Forum selection clauses can be decisive in multi-jurisdictional disputes and are often determinative of key substantive issues such as the applicable governing law, limitation periods and the availability of statutory causes of action. The principles of freedom of contract and party autonomy which underpin forum selection clauses generally results in their enforceability in most jurisdictions. But what if one of the parties becomes insolvent after executing a contract containing a forum selection clause? Can a forum selection clause prevent liquidators from exercising their statutory powers and obligations in their home jurisdiction? Or do policy considerations, including centralized asset collection and distribution and the investigation of the company’s affairs in the public interest trump considerations of freedom of contract?
The report considers the impact of these and other important public policy questions on insolvency proceedings in common law and civil code jurisdictions.
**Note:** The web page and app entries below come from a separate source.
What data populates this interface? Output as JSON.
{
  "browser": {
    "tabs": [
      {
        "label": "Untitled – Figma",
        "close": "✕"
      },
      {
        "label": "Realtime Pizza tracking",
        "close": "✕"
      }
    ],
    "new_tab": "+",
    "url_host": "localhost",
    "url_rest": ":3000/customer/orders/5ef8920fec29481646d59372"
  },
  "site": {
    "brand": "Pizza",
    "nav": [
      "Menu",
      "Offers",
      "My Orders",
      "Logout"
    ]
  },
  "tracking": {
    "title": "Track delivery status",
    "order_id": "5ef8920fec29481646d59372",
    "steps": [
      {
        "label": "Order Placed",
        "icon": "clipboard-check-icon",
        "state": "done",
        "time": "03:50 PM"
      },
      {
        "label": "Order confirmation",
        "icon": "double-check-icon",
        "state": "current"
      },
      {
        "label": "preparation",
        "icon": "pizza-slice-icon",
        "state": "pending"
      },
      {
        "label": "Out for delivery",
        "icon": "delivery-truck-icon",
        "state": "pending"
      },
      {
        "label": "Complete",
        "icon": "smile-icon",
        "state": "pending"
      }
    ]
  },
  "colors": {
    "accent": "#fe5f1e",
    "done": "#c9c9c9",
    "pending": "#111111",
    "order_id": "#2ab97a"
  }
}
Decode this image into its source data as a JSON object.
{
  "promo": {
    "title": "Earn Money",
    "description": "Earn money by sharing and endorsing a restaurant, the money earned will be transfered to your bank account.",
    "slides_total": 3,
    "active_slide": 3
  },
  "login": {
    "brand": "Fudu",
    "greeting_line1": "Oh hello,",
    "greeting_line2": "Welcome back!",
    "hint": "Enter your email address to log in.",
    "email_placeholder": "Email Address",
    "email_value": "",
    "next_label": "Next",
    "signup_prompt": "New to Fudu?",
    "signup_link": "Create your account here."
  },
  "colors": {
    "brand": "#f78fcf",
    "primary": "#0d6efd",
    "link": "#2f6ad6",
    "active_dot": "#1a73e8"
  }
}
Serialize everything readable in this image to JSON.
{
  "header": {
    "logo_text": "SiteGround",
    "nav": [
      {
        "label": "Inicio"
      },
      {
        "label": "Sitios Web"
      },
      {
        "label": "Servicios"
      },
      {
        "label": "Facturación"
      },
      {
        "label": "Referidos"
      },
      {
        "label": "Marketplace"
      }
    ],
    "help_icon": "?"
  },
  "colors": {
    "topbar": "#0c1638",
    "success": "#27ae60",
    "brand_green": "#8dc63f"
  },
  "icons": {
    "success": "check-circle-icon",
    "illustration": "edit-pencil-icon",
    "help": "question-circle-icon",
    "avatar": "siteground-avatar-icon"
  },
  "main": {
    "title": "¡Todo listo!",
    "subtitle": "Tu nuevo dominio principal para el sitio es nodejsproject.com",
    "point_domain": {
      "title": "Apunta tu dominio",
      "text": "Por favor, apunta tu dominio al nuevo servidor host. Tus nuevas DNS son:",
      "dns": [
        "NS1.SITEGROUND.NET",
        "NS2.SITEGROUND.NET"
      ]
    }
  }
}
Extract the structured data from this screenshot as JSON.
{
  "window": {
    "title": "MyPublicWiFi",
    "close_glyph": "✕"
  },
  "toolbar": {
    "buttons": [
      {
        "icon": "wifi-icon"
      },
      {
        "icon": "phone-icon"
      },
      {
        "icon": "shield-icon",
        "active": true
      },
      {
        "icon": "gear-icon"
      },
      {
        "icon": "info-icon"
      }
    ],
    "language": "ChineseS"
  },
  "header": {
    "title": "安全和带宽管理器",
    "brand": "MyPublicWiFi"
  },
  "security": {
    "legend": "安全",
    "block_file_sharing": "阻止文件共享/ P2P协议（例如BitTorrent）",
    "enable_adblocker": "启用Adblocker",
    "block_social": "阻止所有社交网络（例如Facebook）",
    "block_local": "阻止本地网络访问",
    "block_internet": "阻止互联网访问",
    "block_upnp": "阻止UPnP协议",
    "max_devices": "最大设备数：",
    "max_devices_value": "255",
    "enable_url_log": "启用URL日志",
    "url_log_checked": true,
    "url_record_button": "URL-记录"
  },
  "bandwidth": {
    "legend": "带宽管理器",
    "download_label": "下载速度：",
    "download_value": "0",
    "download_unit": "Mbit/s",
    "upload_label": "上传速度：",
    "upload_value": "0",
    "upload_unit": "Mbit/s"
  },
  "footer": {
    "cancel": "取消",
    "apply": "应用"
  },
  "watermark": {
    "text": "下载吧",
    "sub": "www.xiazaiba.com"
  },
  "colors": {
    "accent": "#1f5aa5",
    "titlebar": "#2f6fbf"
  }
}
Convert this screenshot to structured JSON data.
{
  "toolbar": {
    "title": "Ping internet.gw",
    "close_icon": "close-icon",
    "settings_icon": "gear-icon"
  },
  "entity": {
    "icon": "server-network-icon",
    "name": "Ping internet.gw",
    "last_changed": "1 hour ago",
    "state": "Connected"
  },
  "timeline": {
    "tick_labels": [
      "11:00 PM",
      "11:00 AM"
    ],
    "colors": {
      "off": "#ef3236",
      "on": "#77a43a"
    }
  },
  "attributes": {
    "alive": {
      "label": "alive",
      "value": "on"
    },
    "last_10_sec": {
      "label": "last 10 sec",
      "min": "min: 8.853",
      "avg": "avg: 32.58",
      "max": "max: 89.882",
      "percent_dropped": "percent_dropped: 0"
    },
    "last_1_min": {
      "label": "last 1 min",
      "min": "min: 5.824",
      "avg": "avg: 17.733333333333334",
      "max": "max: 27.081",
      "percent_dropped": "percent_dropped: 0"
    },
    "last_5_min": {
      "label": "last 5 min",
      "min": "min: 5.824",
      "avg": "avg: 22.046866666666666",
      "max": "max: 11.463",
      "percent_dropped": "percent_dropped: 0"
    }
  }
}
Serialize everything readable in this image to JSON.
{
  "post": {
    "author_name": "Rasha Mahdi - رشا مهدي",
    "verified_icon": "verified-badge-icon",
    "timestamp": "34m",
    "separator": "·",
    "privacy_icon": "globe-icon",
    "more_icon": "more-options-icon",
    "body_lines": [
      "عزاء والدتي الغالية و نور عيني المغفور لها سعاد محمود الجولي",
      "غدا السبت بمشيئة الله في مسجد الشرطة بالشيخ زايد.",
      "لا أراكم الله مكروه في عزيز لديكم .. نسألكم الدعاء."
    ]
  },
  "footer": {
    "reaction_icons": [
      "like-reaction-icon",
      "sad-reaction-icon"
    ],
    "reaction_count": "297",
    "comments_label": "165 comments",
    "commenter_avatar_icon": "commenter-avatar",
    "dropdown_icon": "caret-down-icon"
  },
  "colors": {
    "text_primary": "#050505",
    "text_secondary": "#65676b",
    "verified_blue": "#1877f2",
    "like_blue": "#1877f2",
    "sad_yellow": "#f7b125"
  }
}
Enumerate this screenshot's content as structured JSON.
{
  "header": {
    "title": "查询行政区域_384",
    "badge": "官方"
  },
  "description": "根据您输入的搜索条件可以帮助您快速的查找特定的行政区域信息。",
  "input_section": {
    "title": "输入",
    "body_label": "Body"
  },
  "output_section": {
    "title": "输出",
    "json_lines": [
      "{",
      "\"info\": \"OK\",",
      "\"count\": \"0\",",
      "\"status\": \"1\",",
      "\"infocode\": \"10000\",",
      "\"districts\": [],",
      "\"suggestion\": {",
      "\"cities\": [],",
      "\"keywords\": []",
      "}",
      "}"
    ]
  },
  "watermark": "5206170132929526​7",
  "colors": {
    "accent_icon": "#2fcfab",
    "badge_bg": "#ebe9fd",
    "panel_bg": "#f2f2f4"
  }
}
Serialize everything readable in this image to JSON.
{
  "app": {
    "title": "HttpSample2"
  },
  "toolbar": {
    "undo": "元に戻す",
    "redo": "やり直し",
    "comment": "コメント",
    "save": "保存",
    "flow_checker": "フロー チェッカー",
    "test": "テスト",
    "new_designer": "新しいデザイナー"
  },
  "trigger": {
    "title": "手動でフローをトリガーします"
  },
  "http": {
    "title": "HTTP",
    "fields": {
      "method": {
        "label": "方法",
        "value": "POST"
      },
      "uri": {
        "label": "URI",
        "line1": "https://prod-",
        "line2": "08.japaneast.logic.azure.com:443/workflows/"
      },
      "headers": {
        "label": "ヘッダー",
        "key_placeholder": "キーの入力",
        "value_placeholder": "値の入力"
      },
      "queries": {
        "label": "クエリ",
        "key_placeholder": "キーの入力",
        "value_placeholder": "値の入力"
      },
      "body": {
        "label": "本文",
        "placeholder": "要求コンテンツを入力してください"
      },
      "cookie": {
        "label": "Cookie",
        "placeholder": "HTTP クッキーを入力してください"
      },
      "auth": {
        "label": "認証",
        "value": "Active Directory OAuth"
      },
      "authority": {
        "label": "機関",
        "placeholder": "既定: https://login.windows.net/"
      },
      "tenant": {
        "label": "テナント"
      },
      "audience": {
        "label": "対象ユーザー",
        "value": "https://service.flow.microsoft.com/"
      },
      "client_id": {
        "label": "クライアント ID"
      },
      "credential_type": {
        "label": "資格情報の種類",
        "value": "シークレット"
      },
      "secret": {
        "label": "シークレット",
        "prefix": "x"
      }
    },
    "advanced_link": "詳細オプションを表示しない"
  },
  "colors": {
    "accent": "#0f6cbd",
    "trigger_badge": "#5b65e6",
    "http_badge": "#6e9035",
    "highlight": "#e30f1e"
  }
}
Whilst evolving, a number of clear themes have emerged from the case law, including a trend to prioritise statutory insolvency claims over the enforcement of jurisdiction clauses and uphold the non-fragmentation principle, which prevents disputes being split across different jurisdictions, absent necessity or impossibility.
Please click here to view the full report.